Isis hostage crisis

The prisoner swap has only one purpose for the militants - recognition its Islamic State exists and that foreign nations acknowledge its power, says Robert Fisk
Missing salvage expert who found $50m of sunken treasure before disappearing, tracked down at last

The runaway buccaneers and the ship full of gold

Salvage expert Tommy Thompson found sunken treasure worth millions. Then he vanished... until now
Homeless Veterans appeal: ‘If you’re hard on the world you are hard on yourself’

Homeless Veterans appeal: ‘If you’re hard on the world you are hard on yourself’

Maverick artist Grayson Perry backs our campaign
Assisted Dying Bill: I want to be able to decide about my own death - I want to have control of my life

Assisted Dying Bill: 'I want control of my life'

This week the Assisted Dying Bill is debated in the Lords. Virginia Ironside, who has already made plans for her own self-deliverance, argues that it's time we allowed people a humane, compassionate death
Move over, kale - cabbage is the new rising star

Cabbage is king again

Sophie Morris banishes thoughts of soggy school dinners and turns over a new leaf
11 best winter skin treats

Give your moisturiser a helping hand: 11 best winter skin treats

Get an extra boost of nourishment from one of these hard-working products
Paul Scholes column: The more Jose Mourinho attempts to influence match officials, the more they are likely to ignore him

Paul Scholes column

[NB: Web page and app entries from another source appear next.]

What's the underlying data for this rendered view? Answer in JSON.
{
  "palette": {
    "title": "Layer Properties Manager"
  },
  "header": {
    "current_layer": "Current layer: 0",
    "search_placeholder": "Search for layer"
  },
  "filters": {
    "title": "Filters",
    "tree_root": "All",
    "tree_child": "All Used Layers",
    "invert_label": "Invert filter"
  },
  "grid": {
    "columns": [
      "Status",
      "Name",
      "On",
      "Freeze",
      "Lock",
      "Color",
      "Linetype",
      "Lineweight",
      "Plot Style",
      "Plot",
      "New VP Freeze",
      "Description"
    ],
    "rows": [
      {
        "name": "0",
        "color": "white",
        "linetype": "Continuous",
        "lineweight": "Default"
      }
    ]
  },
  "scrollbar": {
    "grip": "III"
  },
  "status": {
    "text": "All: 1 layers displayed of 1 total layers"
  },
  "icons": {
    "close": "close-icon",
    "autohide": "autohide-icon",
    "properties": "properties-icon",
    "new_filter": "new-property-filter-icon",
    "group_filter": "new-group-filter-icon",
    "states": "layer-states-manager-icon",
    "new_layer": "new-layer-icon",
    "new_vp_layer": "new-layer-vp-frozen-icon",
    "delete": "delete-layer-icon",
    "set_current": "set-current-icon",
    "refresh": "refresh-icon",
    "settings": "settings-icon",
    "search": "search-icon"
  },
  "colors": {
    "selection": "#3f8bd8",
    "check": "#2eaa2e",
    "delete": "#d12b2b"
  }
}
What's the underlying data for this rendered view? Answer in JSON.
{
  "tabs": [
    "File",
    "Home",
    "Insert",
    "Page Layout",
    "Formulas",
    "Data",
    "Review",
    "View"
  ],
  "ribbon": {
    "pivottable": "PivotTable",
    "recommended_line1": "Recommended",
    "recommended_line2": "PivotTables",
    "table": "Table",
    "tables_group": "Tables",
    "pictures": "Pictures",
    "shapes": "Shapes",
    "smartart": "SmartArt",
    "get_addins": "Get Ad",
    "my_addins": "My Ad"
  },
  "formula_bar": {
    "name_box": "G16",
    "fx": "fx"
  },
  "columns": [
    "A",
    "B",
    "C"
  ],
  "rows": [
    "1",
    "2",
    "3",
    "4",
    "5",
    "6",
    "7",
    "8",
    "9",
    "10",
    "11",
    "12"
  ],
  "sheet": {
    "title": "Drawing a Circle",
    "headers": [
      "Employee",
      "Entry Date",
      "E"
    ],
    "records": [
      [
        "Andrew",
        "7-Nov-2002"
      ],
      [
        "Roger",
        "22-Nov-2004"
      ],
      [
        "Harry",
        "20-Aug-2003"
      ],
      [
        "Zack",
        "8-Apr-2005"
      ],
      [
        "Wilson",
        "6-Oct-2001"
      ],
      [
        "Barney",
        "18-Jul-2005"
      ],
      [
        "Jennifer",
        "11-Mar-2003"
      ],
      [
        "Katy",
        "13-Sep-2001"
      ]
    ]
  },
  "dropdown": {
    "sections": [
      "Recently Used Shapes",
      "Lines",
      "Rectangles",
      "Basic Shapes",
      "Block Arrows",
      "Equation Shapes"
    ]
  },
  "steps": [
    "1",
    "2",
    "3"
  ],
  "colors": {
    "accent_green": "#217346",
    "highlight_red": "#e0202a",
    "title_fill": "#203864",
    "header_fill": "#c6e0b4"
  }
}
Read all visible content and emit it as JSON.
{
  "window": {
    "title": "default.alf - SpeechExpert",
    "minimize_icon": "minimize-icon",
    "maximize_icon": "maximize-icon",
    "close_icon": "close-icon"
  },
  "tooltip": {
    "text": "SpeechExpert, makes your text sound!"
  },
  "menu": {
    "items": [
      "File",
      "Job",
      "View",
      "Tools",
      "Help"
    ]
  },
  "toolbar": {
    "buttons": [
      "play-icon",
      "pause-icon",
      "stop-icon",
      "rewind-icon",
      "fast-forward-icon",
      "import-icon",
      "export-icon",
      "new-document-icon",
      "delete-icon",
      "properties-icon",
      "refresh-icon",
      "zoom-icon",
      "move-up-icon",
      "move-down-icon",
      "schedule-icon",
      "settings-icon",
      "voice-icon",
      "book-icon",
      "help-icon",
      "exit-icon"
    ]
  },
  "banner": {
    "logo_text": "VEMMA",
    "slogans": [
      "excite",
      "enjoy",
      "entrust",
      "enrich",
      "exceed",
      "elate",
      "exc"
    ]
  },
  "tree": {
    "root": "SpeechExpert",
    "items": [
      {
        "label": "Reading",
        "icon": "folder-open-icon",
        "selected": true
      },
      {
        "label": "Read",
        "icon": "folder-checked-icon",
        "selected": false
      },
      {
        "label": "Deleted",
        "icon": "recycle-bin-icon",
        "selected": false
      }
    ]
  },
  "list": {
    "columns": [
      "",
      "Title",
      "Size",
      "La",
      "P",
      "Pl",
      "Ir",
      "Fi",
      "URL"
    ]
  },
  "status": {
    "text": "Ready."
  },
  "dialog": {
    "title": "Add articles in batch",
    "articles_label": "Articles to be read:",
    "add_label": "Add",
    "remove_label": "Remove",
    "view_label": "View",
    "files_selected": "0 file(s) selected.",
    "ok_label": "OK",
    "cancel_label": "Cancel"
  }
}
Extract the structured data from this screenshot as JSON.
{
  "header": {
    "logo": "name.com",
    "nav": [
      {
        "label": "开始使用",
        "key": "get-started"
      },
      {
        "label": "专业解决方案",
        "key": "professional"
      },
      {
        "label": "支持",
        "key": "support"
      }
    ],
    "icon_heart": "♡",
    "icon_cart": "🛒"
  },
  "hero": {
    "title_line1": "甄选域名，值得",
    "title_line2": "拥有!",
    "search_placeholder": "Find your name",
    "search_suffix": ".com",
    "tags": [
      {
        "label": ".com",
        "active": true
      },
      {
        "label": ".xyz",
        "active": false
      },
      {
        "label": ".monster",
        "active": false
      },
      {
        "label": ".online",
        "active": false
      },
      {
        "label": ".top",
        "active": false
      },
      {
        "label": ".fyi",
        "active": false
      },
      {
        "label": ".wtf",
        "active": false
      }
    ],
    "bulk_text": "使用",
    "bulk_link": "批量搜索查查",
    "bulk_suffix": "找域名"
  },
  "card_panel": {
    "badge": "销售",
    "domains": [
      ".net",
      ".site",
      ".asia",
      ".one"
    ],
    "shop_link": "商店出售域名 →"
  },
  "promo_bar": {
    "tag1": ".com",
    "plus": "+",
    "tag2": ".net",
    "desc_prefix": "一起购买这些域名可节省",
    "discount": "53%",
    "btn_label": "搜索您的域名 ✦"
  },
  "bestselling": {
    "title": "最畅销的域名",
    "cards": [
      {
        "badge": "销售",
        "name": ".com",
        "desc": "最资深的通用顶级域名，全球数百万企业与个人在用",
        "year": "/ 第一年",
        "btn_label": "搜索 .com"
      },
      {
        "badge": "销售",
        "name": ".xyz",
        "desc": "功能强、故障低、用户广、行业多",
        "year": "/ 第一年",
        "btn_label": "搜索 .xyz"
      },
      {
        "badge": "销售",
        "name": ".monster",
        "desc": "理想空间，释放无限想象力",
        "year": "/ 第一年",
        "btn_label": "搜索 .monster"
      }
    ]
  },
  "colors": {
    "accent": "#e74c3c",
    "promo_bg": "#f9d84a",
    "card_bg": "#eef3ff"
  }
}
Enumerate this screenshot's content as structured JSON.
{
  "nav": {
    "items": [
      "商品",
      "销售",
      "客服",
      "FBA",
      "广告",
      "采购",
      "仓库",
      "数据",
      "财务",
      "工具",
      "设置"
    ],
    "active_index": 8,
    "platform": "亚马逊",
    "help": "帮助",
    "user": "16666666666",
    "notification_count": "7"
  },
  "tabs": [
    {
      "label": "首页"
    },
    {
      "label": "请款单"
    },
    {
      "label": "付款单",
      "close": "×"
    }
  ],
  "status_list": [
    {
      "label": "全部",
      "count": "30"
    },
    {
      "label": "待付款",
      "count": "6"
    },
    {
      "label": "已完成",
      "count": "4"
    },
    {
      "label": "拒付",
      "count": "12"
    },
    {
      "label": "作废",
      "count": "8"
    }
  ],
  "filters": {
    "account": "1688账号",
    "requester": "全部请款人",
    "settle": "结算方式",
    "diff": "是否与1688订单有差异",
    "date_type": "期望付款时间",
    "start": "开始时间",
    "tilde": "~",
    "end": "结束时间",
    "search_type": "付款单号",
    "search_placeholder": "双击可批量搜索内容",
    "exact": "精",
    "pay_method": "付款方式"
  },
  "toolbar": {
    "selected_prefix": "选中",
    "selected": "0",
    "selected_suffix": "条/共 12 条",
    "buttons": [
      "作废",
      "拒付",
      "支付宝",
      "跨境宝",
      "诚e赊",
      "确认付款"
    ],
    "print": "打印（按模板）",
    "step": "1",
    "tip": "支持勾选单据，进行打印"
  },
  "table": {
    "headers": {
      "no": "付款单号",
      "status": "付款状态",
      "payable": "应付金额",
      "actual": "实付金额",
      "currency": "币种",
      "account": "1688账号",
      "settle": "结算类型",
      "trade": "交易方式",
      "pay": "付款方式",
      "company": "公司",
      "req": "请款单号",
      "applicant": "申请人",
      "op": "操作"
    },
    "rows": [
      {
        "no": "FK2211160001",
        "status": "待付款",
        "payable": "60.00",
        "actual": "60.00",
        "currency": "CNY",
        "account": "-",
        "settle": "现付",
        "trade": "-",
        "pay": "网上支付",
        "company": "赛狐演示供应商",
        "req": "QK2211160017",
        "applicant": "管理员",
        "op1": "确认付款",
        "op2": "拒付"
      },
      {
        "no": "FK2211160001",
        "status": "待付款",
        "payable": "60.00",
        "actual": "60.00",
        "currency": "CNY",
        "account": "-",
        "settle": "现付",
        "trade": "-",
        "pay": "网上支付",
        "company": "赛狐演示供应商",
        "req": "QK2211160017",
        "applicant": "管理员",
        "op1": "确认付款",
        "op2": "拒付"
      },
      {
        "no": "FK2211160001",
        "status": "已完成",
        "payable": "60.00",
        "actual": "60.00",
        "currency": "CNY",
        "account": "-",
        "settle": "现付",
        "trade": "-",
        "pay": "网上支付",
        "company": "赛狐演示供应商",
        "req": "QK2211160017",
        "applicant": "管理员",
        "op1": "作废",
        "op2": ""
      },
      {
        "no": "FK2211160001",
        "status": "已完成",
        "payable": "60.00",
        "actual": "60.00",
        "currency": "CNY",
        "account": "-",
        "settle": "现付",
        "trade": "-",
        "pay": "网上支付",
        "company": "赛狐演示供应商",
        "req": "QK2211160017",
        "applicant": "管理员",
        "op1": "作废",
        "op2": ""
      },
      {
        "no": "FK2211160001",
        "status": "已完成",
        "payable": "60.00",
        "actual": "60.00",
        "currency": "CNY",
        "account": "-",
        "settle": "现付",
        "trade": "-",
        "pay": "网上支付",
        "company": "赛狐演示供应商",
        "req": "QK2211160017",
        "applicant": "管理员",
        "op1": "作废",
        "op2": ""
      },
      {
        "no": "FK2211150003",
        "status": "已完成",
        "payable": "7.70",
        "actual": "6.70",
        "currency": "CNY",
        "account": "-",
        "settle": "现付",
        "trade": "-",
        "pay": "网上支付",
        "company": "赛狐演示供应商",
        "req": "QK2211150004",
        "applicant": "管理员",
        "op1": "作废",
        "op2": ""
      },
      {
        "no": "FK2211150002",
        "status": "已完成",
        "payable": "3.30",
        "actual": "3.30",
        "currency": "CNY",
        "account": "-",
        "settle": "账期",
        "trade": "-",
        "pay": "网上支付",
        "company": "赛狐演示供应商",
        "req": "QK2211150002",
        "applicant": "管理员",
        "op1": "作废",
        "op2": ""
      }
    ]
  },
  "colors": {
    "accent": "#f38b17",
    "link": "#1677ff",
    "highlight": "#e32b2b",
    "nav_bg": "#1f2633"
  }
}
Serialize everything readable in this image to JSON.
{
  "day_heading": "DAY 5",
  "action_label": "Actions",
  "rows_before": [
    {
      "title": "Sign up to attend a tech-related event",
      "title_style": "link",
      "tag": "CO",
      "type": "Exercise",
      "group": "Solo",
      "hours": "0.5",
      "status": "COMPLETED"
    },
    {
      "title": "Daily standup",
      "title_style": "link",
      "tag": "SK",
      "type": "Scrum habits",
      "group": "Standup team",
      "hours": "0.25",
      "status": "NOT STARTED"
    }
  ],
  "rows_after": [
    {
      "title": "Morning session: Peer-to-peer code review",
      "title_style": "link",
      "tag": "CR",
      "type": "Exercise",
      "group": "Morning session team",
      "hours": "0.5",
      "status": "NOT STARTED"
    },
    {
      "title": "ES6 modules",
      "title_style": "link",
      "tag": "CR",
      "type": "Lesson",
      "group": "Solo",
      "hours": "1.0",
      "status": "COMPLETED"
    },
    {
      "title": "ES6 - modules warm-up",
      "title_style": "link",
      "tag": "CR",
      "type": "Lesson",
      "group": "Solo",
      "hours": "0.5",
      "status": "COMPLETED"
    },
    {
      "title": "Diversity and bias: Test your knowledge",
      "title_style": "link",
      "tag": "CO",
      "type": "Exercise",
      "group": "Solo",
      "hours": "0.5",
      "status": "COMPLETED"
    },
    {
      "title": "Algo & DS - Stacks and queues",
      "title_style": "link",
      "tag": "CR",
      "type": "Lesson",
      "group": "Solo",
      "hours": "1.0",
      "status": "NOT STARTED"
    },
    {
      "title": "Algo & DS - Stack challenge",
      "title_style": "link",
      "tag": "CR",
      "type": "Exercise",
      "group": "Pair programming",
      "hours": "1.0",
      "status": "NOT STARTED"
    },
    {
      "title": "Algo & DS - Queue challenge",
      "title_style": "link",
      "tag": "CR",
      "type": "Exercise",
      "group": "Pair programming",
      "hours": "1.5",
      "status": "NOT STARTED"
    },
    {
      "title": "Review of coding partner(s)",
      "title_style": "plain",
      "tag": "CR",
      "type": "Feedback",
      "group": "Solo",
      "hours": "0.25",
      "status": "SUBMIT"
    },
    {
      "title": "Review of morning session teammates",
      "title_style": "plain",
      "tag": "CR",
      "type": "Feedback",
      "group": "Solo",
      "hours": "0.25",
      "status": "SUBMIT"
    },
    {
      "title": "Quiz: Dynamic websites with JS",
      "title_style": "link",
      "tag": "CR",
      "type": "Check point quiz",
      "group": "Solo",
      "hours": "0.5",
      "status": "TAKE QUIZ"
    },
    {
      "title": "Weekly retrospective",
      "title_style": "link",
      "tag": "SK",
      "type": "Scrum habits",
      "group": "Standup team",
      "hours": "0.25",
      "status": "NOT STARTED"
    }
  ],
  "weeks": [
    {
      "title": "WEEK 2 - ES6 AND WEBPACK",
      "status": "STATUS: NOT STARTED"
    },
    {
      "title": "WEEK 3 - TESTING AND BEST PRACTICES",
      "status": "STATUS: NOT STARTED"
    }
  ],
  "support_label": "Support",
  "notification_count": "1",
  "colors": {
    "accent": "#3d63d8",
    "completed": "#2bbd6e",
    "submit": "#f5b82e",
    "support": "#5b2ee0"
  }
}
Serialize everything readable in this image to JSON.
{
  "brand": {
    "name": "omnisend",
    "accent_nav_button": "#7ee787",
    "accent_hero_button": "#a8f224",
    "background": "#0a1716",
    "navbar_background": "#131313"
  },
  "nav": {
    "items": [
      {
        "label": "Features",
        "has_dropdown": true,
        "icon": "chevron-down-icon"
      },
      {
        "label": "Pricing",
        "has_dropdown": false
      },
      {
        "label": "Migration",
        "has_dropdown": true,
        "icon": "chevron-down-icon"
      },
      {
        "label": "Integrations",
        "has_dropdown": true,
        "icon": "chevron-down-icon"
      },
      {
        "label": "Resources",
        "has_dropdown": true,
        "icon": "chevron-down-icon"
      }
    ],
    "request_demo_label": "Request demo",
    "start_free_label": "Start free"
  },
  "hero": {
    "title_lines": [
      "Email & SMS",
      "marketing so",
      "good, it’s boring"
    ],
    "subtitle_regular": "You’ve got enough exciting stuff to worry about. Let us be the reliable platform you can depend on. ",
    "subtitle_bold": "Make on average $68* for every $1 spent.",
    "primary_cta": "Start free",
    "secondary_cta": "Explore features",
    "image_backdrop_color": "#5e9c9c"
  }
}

The more Jose Mourinho attempts to influence match officials, the more they are likely to ignore him
Frank Warren column: No cigar, but pots of money: here come the Cubans

Frank Warren's Ringside

No cigar, but pots of money: here come the Cubans
Isis hostage crisis: Militant group stands strong as its numerous enemies fail to find a common plan to defeat it

Isis stands strong as its numerous enemies fail to find a common plan to defeat it

The jihadis are being squeezed militarily and economically, but there is no sign of an implosion, says Patrick Cockburn
Virtual reality thrusts viewers into the frontline of global events - and puts film-goers at the heart of the action

Virtual reality: Seeing is believing

Virtual reality thrusts viewers into the frontline of global events - and puts film-goers at the heart of the action
Homeless Veterans appeal: MP says Coalition ‘not doing enough’

Homeless Veterans appeal

MP says Coalition ‘not doing enough’ to help
Larry David, Steve Coogan and other comedians share stories of depression in new documentary

Comedians share stories of depression

The director of the new documentary, Kevin Pollak, tells Jessica Barrett how he got them to talk
Has The Archers lost the plot with it's spicy storylines?

Has The Archers lost the plot?

A growing number of listeners are voicing their discontent over the rural soap's spicy storylines; so loudly that even the BBC's director-general seems worried, says Simon Kelner
English Heritage adds 14 post-war office buildings to its protected lists

14 office buildings added to protected lists

Christopher Beanland explores the underrated appeal of these palaces of pen-pushing
Human skull discovery in Israel proves humans lived side-by-side with Neanderthals

Human skull discovery in Israel proves humans lived side-by-side with Neanderthals

Scientists unearthed the cranial fragments from Manot Cave in West Galilee